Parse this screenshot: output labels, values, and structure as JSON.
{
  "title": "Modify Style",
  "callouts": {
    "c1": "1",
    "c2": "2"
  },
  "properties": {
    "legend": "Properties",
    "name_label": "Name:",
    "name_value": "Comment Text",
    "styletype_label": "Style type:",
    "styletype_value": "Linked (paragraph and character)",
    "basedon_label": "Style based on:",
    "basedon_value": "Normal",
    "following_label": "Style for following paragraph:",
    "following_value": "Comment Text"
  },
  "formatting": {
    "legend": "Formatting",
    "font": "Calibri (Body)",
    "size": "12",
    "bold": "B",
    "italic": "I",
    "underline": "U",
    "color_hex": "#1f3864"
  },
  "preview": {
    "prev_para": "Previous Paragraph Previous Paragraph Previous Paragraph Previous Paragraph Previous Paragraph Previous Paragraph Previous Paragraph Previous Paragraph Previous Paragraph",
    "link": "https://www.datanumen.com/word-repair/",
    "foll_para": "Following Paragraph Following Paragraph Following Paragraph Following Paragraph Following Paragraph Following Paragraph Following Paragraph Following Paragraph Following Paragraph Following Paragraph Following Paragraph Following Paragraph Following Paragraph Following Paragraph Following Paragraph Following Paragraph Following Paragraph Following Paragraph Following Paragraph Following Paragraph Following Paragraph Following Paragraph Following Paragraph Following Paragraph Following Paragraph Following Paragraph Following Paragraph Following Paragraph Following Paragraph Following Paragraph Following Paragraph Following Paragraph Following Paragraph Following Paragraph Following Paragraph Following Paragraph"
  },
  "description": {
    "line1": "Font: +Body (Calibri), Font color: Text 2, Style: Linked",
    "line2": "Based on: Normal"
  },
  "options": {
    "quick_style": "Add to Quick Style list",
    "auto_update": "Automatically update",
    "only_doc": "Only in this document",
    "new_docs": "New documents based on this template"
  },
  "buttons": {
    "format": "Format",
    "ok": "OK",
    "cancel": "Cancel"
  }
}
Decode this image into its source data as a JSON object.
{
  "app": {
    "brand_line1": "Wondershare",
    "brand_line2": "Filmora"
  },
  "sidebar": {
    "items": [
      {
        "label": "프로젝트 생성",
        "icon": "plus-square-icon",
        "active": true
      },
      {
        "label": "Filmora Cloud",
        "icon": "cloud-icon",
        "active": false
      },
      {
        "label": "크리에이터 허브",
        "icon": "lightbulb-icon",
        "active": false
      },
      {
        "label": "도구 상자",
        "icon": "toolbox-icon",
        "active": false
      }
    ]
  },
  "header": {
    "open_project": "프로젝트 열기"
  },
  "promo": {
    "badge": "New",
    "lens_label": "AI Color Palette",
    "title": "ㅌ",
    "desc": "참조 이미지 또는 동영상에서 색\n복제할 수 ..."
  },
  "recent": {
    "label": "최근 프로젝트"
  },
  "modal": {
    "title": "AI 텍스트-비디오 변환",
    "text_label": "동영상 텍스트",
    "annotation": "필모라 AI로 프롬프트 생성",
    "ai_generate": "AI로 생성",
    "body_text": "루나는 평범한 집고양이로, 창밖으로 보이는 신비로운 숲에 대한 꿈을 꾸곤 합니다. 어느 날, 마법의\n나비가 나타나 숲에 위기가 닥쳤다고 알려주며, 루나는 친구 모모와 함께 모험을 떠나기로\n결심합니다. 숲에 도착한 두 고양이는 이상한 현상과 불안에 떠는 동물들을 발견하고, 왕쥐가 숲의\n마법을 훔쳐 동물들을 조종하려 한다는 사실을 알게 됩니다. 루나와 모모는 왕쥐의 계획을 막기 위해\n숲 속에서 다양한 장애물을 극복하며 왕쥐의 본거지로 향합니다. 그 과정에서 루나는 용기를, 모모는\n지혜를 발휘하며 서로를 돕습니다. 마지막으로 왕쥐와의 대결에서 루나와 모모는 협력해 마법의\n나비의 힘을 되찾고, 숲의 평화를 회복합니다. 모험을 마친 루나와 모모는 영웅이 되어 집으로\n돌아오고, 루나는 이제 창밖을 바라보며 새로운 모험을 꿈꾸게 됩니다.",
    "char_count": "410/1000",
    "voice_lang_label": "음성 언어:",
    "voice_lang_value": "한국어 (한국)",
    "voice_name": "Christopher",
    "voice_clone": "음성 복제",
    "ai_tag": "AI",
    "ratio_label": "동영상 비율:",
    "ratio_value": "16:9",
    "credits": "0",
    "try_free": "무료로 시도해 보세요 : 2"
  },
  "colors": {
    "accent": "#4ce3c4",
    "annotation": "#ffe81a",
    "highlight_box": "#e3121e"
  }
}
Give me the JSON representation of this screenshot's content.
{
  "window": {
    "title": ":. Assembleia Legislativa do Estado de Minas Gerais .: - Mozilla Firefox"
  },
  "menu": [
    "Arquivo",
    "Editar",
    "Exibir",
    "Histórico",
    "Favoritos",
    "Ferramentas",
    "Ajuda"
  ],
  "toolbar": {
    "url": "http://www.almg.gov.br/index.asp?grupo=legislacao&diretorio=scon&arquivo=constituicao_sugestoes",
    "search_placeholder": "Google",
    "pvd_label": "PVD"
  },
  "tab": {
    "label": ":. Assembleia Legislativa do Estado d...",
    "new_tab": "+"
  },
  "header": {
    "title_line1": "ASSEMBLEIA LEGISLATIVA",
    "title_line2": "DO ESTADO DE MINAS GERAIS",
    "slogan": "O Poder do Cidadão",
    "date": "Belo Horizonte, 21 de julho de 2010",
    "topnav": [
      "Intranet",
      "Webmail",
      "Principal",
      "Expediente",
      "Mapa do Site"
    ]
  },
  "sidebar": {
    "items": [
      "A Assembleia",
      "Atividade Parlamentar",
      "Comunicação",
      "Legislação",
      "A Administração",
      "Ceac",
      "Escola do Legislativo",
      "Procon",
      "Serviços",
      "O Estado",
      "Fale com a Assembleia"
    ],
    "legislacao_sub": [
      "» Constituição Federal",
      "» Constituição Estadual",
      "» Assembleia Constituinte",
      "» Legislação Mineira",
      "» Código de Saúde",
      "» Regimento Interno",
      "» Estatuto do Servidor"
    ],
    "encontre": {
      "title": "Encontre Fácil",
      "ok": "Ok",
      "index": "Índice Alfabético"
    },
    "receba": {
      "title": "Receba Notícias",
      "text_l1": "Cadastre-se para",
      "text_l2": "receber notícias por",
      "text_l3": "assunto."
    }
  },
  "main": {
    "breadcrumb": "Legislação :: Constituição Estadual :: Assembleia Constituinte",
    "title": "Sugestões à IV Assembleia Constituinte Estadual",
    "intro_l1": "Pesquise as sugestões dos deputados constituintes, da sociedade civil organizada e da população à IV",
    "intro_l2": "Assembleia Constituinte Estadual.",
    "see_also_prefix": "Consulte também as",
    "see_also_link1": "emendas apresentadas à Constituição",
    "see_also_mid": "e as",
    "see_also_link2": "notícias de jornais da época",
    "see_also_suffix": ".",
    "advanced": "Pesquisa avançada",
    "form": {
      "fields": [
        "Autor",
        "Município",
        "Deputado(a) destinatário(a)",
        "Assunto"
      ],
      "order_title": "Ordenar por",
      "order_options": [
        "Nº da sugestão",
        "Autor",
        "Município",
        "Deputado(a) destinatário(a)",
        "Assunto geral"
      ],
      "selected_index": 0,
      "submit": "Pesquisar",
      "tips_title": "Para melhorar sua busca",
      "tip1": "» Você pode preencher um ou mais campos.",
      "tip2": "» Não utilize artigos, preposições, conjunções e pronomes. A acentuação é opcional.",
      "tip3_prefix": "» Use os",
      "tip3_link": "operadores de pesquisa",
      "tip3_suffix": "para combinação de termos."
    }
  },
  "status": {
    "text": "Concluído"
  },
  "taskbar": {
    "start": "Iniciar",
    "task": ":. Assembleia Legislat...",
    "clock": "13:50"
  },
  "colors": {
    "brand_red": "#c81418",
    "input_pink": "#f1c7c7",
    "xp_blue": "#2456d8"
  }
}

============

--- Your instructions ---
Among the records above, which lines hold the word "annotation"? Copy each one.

--- Solution to the exercise ---
    "annotation": "필모라 AI로 프롬프트 생성",
    "annotation": "#ffe81a",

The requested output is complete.